The first thing to note about this ambitious, 12-piece collective of young British jazz stars is the awfulness of its name. It promises a lot but, sadly, it just draws attention to the lumpen contemporaneity of their urban/dance/Hiphop crossover jazz, which sounds almost specifically designed for a live slot at the MOBO awards. If this is the future sound of jazz, then it's in a parallel universe where Ayler never made it out of the army, and Coltrane became a dentist.
DO: Whenever I was really inspired by something, I'd find that self-expression, honesty, vulnerability, they'd all be the common threads in it. Then you need to meet people doing the same thing. It's rare to experience anything resembling real community, which is how I think we're meant to exist as human beings. But I've found that in the F-ire Collective. And before F-ire was F-ire, all those people were just my friends and the people who taught me how to play. I wouldn't swap that way of learning for anything. Go where the music tells you to go. When you need to be free, be free, and when you need to make stuff up make it up, and when you need to be creative within something more rigid then do that. It's just the best thing.
LB: But there's still this question of why we're writing this music. I want people to hear my pieces, but I can't just write for an audience, because how can I know what somebody else wants?

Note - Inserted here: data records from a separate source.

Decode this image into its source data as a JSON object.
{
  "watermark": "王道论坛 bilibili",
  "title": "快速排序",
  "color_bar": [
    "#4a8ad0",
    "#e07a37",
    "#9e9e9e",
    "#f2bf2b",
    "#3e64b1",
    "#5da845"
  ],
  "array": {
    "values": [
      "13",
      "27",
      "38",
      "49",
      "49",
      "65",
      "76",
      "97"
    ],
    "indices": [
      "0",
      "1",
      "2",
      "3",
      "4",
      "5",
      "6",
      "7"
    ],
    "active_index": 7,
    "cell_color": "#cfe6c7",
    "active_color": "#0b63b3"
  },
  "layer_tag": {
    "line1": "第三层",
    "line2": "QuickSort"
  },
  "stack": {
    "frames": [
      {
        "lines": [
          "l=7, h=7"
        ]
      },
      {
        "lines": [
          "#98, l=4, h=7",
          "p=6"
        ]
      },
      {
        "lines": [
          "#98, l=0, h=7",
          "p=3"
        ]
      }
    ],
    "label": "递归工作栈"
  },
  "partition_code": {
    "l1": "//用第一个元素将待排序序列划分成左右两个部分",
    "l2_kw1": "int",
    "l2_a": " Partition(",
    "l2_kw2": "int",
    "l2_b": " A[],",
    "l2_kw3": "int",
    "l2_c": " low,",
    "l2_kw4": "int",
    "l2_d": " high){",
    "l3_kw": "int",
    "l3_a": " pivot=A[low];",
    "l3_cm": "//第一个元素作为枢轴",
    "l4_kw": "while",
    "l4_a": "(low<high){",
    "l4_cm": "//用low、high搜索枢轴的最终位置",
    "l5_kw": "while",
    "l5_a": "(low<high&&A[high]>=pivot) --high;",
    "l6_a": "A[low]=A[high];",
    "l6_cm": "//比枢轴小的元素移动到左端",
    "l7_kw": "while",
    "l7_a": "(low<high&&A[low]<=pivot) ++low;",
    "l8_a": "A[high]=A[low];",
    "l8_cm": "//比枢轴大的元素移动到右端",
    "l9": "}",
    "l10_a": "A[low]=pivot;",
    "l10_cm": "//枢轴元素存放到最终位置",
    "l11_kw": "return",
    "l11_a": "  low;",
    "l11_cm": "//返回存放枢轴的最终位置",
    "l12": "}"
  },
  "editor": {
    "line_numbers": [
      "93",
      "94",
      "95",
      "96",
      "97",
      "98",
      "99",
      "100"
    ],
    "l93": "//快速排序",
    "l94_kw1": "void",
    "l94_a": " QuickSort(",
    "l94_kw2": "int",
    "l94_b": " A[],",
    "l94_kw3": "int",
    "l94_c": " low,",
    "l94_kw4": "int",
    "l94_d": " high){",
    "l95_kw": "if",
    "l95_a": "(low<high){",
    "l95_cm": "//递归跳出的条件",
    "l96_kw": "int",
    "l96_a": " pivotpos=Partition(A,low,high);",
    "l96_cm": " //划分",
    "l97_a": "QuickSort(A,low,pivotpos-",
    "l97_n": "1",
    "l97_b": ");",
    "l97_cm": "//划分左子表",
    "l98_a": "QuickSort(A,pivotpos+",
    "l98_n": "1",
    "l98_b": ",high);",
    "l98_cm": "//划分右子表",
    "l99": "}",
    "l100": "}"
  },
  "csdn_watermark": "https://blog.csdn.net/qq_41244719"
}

GB: You can only ever know what you want. That doesn't mean you're writing against an audience, but you might want to challenge, or shock, or surprise them. The last thing you want to do is to make a complacent audience feel more happy in their complacency. You want to reveal something to somebody in a piece of music; you want the temperature in the concert hall to change.